"One place BMW never drops the ball is in the braking department."
Four-piston Brembos and ABS, plus a servo-assist means you feel confident in rush-hour LA traffic. The Telelever suspension keeps your front from diving and the back from bobbing and jerking as you roll off the throttle in response to some putz in an El Camino slamming on his brakes right in front of you so he can get out of the car pool lane. Honestly, a clever yet sleezy lawyer could make a good products liability case against the other manufacturers and he'd have a point- why can't all these bikes have brakes as good as the BMW?
Beemers also seem to like twisty roads better than their competitors, and the CL is no exception. Suspension rates are nice, if a tad mushy (although I didn't have time to fiddle with the rear shock, which does have an awful lot of adjustment capability for a cruiser). Cornering clearance is generous and the standard-like floorboard placement was my favorite of all the bikes. But even though the BMW is the lightest bike here, it felt heavy because of the huge fairing and jumbo luggage.
What's with that handlebar? Are there people in Bavaria with two pairs of elbows? It is not just high, but also angles upwards. Maybe it was put on upside down? Maybe it's off of a beach cruiser bicycle? It would be the first thing to go on eBay were this my bike.
I've been reading road tests of BMW's for at least 10 years, and I've always been annoyed when testers complained about the wacky turn-signal switches, so I vowed to not make a stink about it if I ever wrote a BMW review.
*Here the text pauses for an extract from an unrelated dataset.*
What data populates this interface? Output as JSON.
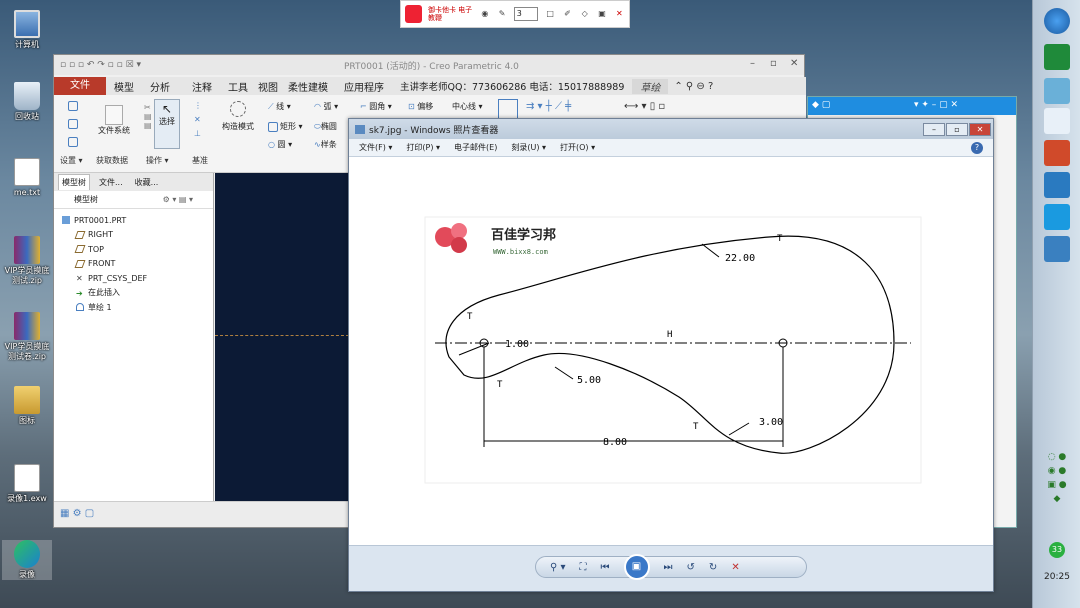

But when you're switching back and forth among five different bikes, it can be a little dangerous to signal left when what you really want to do is honk at Richard Head, as he merrily blasts through the stop sign in his monster truck. As a former San Francisco cabbie, Mr. Horn is my first line of defense, and Beemer horns are the H-Bomb of horns. But they're as quiet as Senate Democrats until you figure out where they hid the horn button! I know I'd get used to it if I was only riding a Beemer, but who has a Beemer as his only bike? Get with almost every other manufacturer and use standard switchgear placement before a monster truck makes a monster mash out of one of your faithful, BMW!
In conclusion, I think a Beemerphile would much prefer the R1200C with some touring accessories (or the tour-ready Montana) to this Rodan-like monstrosity. It's a nicely engineered bike, but like BMW occasionally does, the engineering answers questions nobody asks, even people with four elbows.